A corps de ballet of gold and orange leaves sweep across my gardens in backlit sunlight. A pair of ring-necked doves performs a par de deux among fluttering bushnits and juncoes, while varying hues of grey clouds scud and bunch high above my neighbor’s red maple. Any day now, I expect to hear a formation of geese honking over the neighborhood, louder than the diesels on the highway. One year, their base baritone tubas startled me so much that I ran outside to see what was the matter. To my amazement, two long strands barely cleared the tree tops at tremendous flight speed. The excitement was over in less than a minute.
Last night’s wind storm shook loose brown needles from the back neighbor’s pine tree and laid them across perennial beds and lawns like delicate lines sketched with a brown pencil, nature’s art, awakening vivid memories of our Southern gardens we mulched every fall with pine straw. The grownups would rake it off the grass and mound it at the base of trees and shrubbery, especially acid-loving azaleas and dogwoods, as well as spread mounds down country driveway tire ruts as a shield against mud from winter rains.
Children used to braid the three-prong needles and make bracelets for ourselves. The more creative among us braided bunches of straw strands to fashion a mat, of sorts, the way our grandmothers used to braid fabric strips for chair pads and floor rugs. These grannies hand stitched long strands of fabric, end to end, then braided and shaped the strands into an ever-widening concentric circle until it reached the desired size.
Practicality directed this country artwork as a means of recycling old clothing no longer fit for wear. My mother, on the other hand, cut up worn out shirts and dresses into scrub rags and stored them in an old pillow case hung from a nail in the “washing room”—the proverbial rag bag.
In her later years, my mother bought a machine-made braided rug for her polished pine floors in the living room, adding a sense of coziness in front of her unlit fireplace on chilly fall days.

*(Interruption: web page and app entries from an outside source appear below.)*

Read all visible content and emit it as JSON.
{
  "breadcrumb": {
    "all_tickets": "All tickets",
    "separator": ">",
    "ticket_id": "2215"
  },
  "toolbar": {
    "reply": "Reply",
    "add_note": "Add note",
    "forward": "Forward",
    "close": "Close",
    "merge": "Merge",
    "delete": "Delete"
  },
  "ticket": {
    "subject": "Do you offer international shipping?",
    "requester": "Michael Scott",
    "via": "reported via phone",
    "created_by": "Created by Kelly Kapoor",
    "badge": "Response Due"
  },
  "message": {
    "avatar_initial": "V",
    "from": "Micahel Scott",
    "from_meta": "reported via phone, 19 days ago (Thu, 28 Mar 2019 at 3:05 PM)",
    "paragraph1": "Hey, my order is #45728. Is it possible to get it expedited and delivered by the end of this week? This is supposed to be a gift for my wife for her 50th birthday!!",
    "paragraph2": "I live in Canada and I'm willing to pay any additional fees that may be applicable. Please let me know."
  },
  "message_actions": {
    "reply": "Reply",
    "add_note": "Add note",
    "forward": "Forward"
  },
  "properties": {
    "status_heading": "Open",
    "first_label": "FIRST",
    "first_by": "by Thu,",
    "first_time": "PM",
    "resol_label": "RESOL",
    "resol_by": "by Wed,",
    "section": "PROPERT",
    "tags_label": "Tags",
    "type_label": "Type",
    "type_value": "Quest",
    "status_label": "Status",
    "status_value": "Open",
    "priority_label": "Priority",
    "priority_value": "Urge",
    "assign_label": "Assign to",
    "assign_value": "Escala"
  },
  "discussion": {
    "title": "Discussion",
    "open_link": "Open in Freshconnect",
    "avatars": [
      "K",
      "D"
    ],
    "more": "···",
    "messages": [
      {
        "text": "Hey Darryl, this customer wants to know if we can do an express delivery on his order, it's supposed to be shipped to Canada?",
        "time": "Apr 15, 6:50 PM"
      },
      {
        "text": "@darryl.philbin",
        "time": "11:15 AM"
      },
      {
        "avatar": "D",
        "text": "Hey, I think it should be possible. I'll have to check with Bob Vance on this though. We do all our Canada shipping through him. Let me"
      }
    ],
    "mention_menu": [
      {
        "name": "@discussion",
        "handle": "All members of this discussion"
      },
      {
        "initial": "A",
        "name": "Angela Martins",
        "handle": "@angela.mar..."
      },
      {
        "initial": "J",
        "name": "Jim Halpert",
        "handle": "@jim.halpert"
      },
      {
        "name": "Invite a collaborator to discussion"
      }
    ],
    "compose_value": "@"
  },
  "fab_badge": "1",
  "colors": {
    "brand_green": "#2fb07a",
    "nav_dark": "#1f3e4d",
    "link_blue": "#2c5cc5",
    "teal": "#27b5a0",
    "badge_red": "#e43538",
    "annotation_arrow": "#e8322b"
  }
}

I once found an old one in somebody’s yard sale when my children were small. It was perfect for the family room where they could sit and play when rainy days kept them inside.
Is the hand-braided rug a lost art? Not at all. Begun in England and Europe to cover bare floors in winter, braided rugs evolved from necessity into an art form passed down through generations. The early colonial settlers brought over the craft with them as a way of recycling worn clothing. What began one year as floor covering for the front “keeping room” with its stone fireplace would be rotated the following years around the house, from hearthrug to kitchen to back door or back porch, eventually ending up as winter cover on garden beds. The worn fabric eventually would compost into the soil. This endless recycling kept the rag rug tradition alive, with at least one new rug each year, but not as heirlooms to be treasured and passed down to children and grandchildren. Thus, few samples survive today.